A prominent challenge in replacing petrochemical polymers with bioderived alternatives is the efficient transformation of biomass into useful monomers. In this work, we demonstrate a practical process for the synthesis of multifunctional alcohols from five- and six-carbon acids using heterogeneous catalysts in aqueous media. Design of this process was guided by thermodynamic calculations, which indicate the need for two sequential high-pressure hydrogenations: one, reduction of the acid to a lactone at high temperature; two, further reduction of the lactone to the corresponding diol or triol at low temperature. For example, the conversion of mesaconic acid into (α or β)-methyl-γ-butyrolactone was achieved with 95 % selectivity at a turnover frequency of 1.2 min−1 over Pd/C at 240 °C. Subsequent conversion of (α or β)-methyl-γ-butyrolactone into 2-methyl-1,4-butanediol was achieved with a yield of 80 % with Ru/C at 100 °C. This process is an efficient method for the production of lactones, diols, and triols, all valuable monomers for the synthesis of bioderived branched polyesters.

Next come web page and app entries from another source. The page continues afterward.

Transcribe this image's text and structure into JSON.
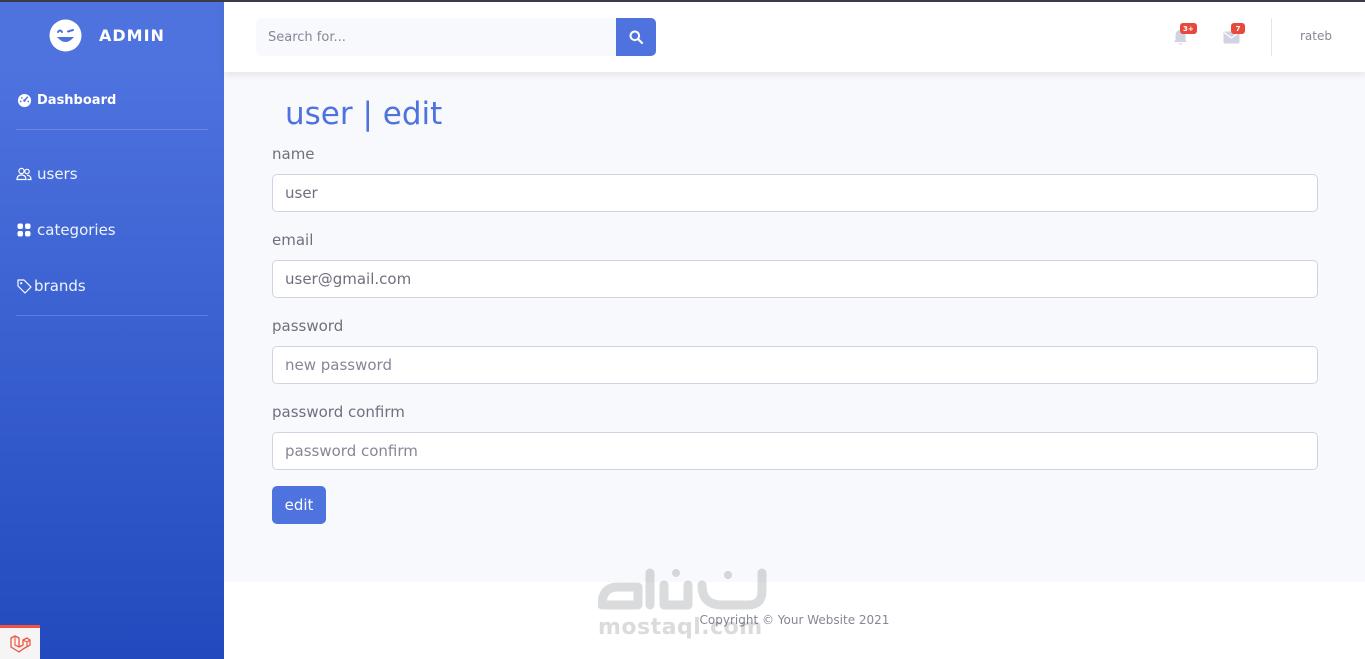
{
  "sidebar": {
    "brand": "ADMIN",
    "items": [
      {
        "label": "Dashboard",
        "icon": "tachometer-icon"
      },
      {
        "label": "users",
        "icon": "users-icon"
      },
      {
        "label": "categories",
        "icon": "grid-icon"
      },
      {
        "label": "brands",
        "icon": "tag-icon"
      }
    ]
  },
  "topbar": {
    "search_placeholder": "Search for...",
    "alerts_badge": "3+",
    "messages_badge": "7",
    "user_name": "rateb"
  },
  "page": {
    "title": "user | edit",
    "fields": [
      {
        "label": "name",
        "value": "user",
        "placeholder": ""
      },
      {
        "label": "email",
        "value": "user@gmail.com",
        "placeholder": ""
      },
      {
        "label": "password",
        "value": "",
        "placeholder": "new password"
      },
      {
        "label": "password confirm",
        "value": "",
        "placeholder": "password confirm"
      }
    ],
    "submit_label": "edit"
  },
  "footer": {
    "copyright": "Copyright © Your Website 2021"
  },
  "watermark": {
    "text": "mostaql.com"
  },
  "colors": {
    "primary": "#4e73df",
    "primary_dark": "#224abe",
    "danger": "#e74a3b",
    "text_muted": "#858796"
  }
}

Bibliographical noteFunding Information:
This work was supported by the National Science Foundation through the University of Minnesota Center for Sustainable Polymers under award number CHE-1413862. D.K.S. acknowledges support from a doctoral fellowship awarded by the University of Minnesota Graduate School. We thank Ryan E. Patet for assistance with DFT calculations.
- heterogeneous catalysis
- sustainable chemistry